During the late 18th century and the early 19th century Napoleon Bonaparte was France’s Emperor and a great military leader who conquered many European nations. He was brilliant, not only as an Emperor and military leader, but he was also interested in antiquity (defined as something belonging to or remaining from ancient times). When he was planning his Egyptian Campaign to defeat the British, he was also aware that little was known of the Egyptian culture, so he decided to take non-military personnel to explore for antiquities. These civilians were prominent experts of their time such as artists, botanists, geologists, geographers, historians and linguists, hoping to unlock some of the secrets of the ancient world, as they could not understand the hieroglyphs of the Pharaoh’s tombs and the monuments found in Egypt. It was a dead language that had not been used for at least eight centuries. The common thought during Napoleon’s time was that it was pictures of events, but the scientists could not make sense of the pictures and what they were trying to relate. The monuments amazed the modern world – what type of advanced technology was used for construction and what were they telling us? It was a mystery that Napoleon hoped to solve. During the summer of 1799, the French army was in Egypt stationed at Fort Julien in close proximity to the city of Rashid, also referred to as Rosetta.

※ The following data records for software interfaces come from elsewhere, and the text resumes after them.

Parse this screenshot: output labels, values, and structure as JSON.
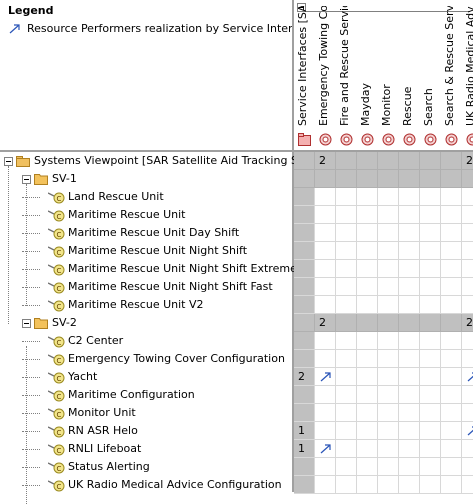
{
  "legend": {
    "title": "Legend",
    "items": [
      {
        "label": "Resource Performers realization by Service Interfa...",
        "icon": "realization-arrow-icon"
      }
    ]
  },
  "columns": [
    {
      "label": "Service Interfaces [SAI",
      "icon": "package-icon"
    },
    {
      "label": "Emergency Towing Co-",
      "icon": "service-interface-icon"
    },
    {
      "label": "Fire and Rescue Servic-",
      "icon": "service-interface-icon"
    },
    {
      "label": "Mayday",
      "icon": "service-interface-icon"
    },
    {
      "label": "Monitor",
      "icon": "service-interface-icon"
    },
    {
      "label": "Rescue",
      "icon": "service-interface-icon"
    },
    {
      "label": "Search",
      "icon": "service-interface-icon"
    },
    {
      "label": "Search & Rescue Servi-",
      "icon": "service-interface-icon"
    },
    {
      "label": "UK Radio Medical Advic",
      "icon": "service-interface-icon"
    }
  ],
  "rows": [
    {
      "label": "Systems Viewpoint [SAR Satellite Aid Tracking System]",
      "level": 0,
      "type": "package",
      "expanded": true,
      "cells": [
        "",
        "2",
        "",
        "",
        "",
        "",
        "",
        "",
        "2"
      ],
      "gray": true
    },
    {
      "label": "SV-1",
      "level": 1,
      "type": "folder",
      "expanded": true,
      "cells": [
        "",
        "",
        "",
        "",
        "",
        "",
        "",
        "",
        ""
      ],
      "gray": true
    },
    {
      "label": "Land Rescue Unit",
      "level": 2,
      "type": "element",
      "cells": [
        "",
        "",
        "",
        "",
        "",
        "",
        "",
        "",
        ""
      ]
    },
    {
      "label": "Maritime Rescue Unit",
      "level": 2,
      "type": "element",
      "cells": [
        "",
        "",
        "",
        "",
        "",
        "",
        "",
        "",
        ""
      ]
    },
    {
      "label": "Maritime Rescue Unit Day Shift",
      "level": 2,
      "type": "element",
      "cells": [
        "",
        "",
        "",
        "",
        "",
        "",
        "",
        "",
        ""
      ]
    },
    {
      "label": "Maritime Rescue Unit Night Shift",
      "level": 2,
      "type": "element",
      "cells": [
        "",
        "",
        "",
        "",
        "",
        "",
        "",
        "",
        ""
      ]
    },
    {
      "label": "Maritime Rescue Unit Night Shift Extreme",
      "level": 2,
      "type": "element",
      "cells": [
        "",
        "",
        "",
        "",
        "",
        "",
        "",
        "",
        ""
      ]
    },
    {
      "label": "Maritime Rescue Unit Night Shift Fast",
      "level": 2,
      "type": "element",
      "cells": [
        "",
        "",
        "",
        "",
        "",
        "",
        "",
        "",
        ""
      ]
    },
    {
      "label": "Maritime Rescue Unit V2",
      "level": 2,
      "type": "element",
      "cells": [
        "",
        "",
        "",
        "",
        "",
        "",
        "",
        "",
        ""
      ]
    },
    {
      "label": "SV-2",
      "level": 1,
      "type": "folder",
      "expanded": true,
      "cells": [
        "",
        "2",
        "",
        "",
        "",
        "",
        "",
        "",
        "2"
      ],
      "gray": true
    },
    {
      "label": "C2 Center",
      "level": 2,
      "type": "element",
      "cells": [
        "",
        "",
        "",
        "",
        "",
        "",
        "",
        "",
        ""
      ]
    },
    {
      "label": "Emergency Towing Cover Configuration",
      "level": 2,
      "type": "element",
      "cells": [
        "",
        "",
        "",
        "",
        "",
        "",
        "",
        "",
        ""
      ]
    },
    {
      "label": "Yacht",
      "level": 2,
      "type": "element",
      "cells": [
        "2",
        "arrow",
        "",
        "",
        "",
        "",
        "",
        "",
        "arrow"
      ]
    },
    {
      "label": "Maritime Configuration",
      "level": 2,
      "type": "element",
      "cells": [
        "",
        "",
        "",
        "",
        "",
        "",
        "",
        "",
        ""
      ]
    },
    {
      "label": "Monitor Unit",
      "level": 2,
      "type": "element",
      "cells": [
        "",
        "",
        "",
        "",
        "",
        "",
        "",
        "",
        ""
      ]
    },
    {
      "label": "RN ASR Helo",
      "level": 2,
      "type": "element",
      "cells": [
        "1",
        "",
        "",
        "",
        "",
        "",
        "",
        "",
        "arrow"
      ]
    },
    {
      "label": "RNLI Lifeboat",
      "level": 2,
      "type": "element",
      "cells": [
        "1",
        "arrow",
        "",
        "",
        "",
        "",
        "",
        "",
        ""
      ]
    },
    {
      "label": "Status Alerting",
      "level": 2,
      "type": "element",
      "cells": [
        "",
        "",
        "",
        "",
        "",
        "",
        "",
        "",
        ""
      ]
    },
    {
      "label": "UK Radio Medical Advice Configuration",
      "level": 2,
      "type": "element",
      "cells": [
        "",
        "",
        "",
        "",
        "",
        "",
        "",
        "",
        ""
      ]
    }
  ],
  "colors": {
    "gray_cell": "#c0c0c0",
    "arrow": "#2a55b8",
    "folder": "#e8b84a",
    "element": "#d8c040"
  }
}
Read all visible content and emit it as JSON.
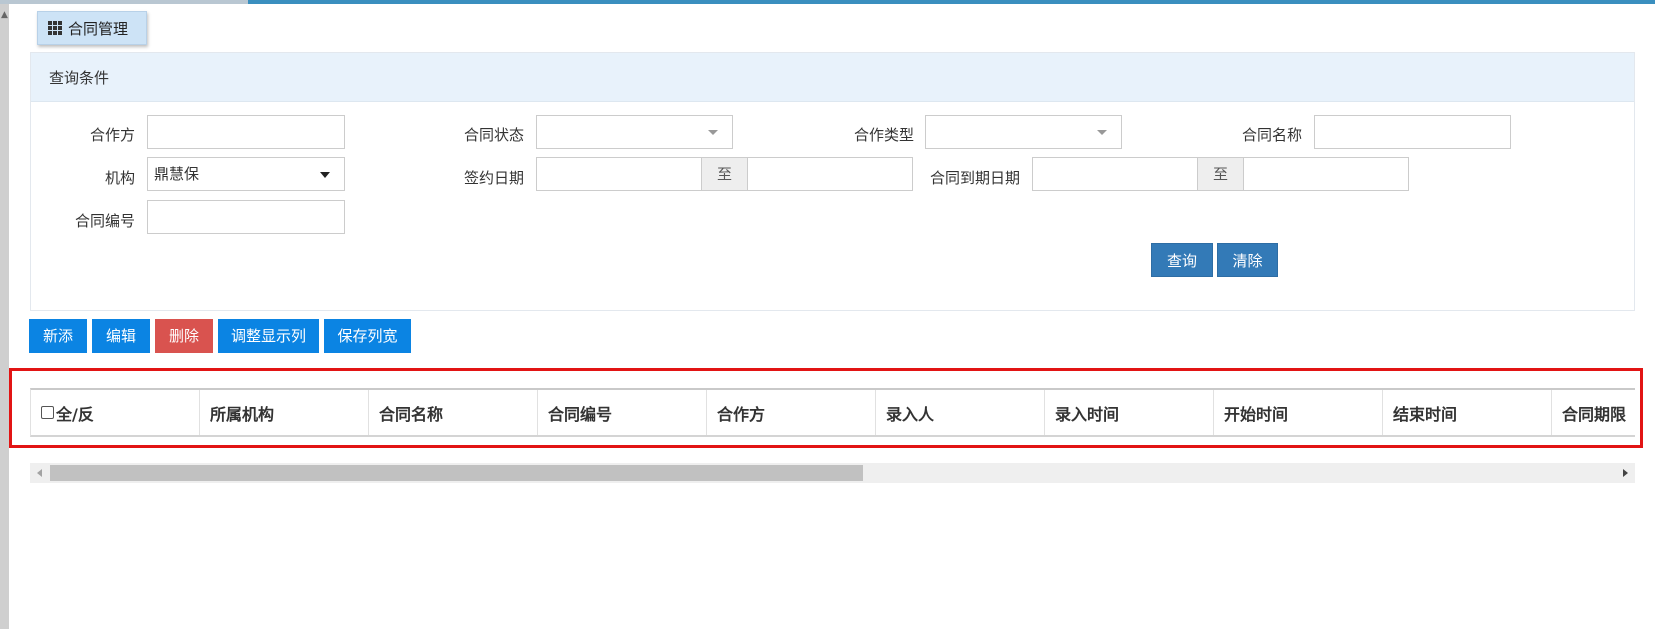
{
  "title_tab": {
    "icon": "grid-icon",
    "label": "合同管理"
  },
  "query_panel": {
    "header": "查询条件",
    "fields": {
      "partner_label": "合作方",
      "partner_value": "",
      "contract_status_label": "合同状态",
      "contract_status_value": "",
      "cooperation_type_label": "合作类型",
      "cooperation_type_value": "",
      "contract_name_label": "合同名称",
      "contract_name_value": "",
      "org_label": "机构",
      "org_value": "鼎慧保",
      "sign_date_label": "签约日期",
      "sign_date_to": "至",
      "expire_date_label": "合同到期日期",
      "expire_date_to": "至",
      "contract_no_label": "合同编号",
      "contract_no_value": ""
    },
    "buttons": {
      "query": "查询",
      "clear": "清除"
    }
  },
  "toolbar": {
    "add": "新添",
    "edit": "编辑",
    "delete": "删除",
    "adjust_columns": "调整显示列",
    "save_width": "保存列宽"
  },
  "table": {
    "select_all_label": "全/反",
    "columns": [
      "所属机构",
      "合同名称",
      "合同编号",
      "合作方",
      "录入人",
      "录入时间",
      "开始时间",
      "结束时间",
      "合同期限"
    ]
  },
  "colors": {
    "primary": "#337ab7",
    "toolbar_blue": "#0b84e3",
    "danger": "#d9534f",
    "highlight_frame": "#e21414",
    "panel_header_bg": "#e8f2fb"
  }
}
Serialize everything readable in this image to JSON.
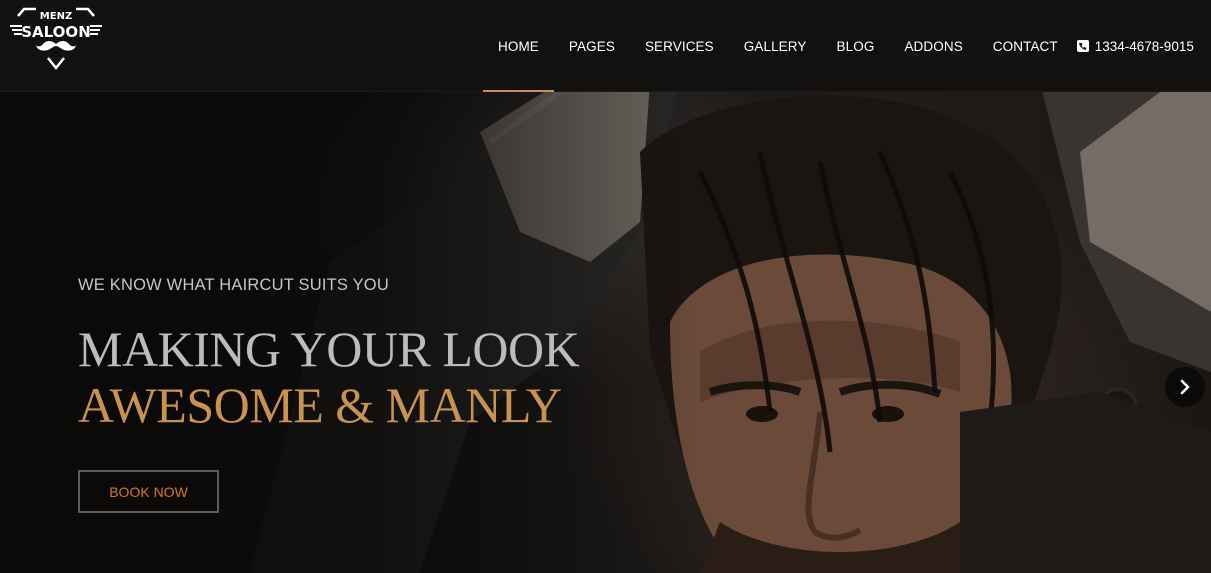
{
  "logo": {
    "top_text": "MENZ",
    "main_text": "SALOON"
  },
  "nav": {
    "items": [
      {
        "label": "HOME",
        "active": true
      },
      {
        "label": "PAGES",
        "active": false
      },
      {
        "label": "SERVICES",
        "active": false
      },
      {
        "label": "GALLERY",
        "active": false
      },
      {
        "label": "BLOG",
        "active": false
      },
      {
        "label": "ADDONS",
        "active": false
      },
      {
        "label": "CONTACT",
        "active": false
      }
    ],
    "phone": "1334-4678-9015"
  },
  "hero": {
    "tagline": "WE KNOW WHAT HAIRCUT SUITS YOU",
    "headline_line1": "MAKING YOUR LOOK",
    "headline_line2": "AWESOME & MANLY",
    "cta_label": "BOOK NOW"
  },
  "colors": {
    "accent_gold": "#c7934f",
    "cta_text": "#d3771c",
    "header_bg": "#121110"
  },
  "icons": {
    "phone": "phone-icon",
    "next": "chevron-right-icon",
    "logo_mark": "mustache-icon"
  }
}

The army was expanding the fort and, in the process, was removing an ancient wall. During the demolition, an officer discovered a large stone with three different ancient writings upon it. The stone was named the Rosetta Stone. It was a monument built into the wall and it weighed three-quarters of a ton. It was carefully extracted and then sent to Cairo to the Institute of Egypt to begin researching the stone, but military matters intervened – the Treaty of Alexandria. The part of the treaty that dealt with the antiquities the French had discovered demanded them to be turned over to the British. By 1802, the Rosetta Stone was located in the British Museum. The stone is inscribed with a decree issued at Memphis, Egypt, in 196 BC on behalf of King Ptolemy V. The decree appears in three scripts: Ancient Egyptian hieroglyphs, Demotic script and Ancient Greek. Because it presents essentially the same text in all three scripts (with some minor differences among them), the stone provided the key to the modern understanding of Egyptian hieroglyphs. Carved in black granodiorite, the stone is believed to have originally been displayed within a temple. It was probably moved during the early Christian or medieval period, and was eventually used as building material in the construction of Fort Julien. Two scholars are credited with deciphering the stone – Thomas Young and Jean-Francois Champollion. The British Museum has housed the Rosetta Stone since 1802, but after 214 years in the United Kingdom, Egypt wants it back. What will happen? Only time will tell.
Photo by Hans Hillewaert / Downloaded from Wikipedia.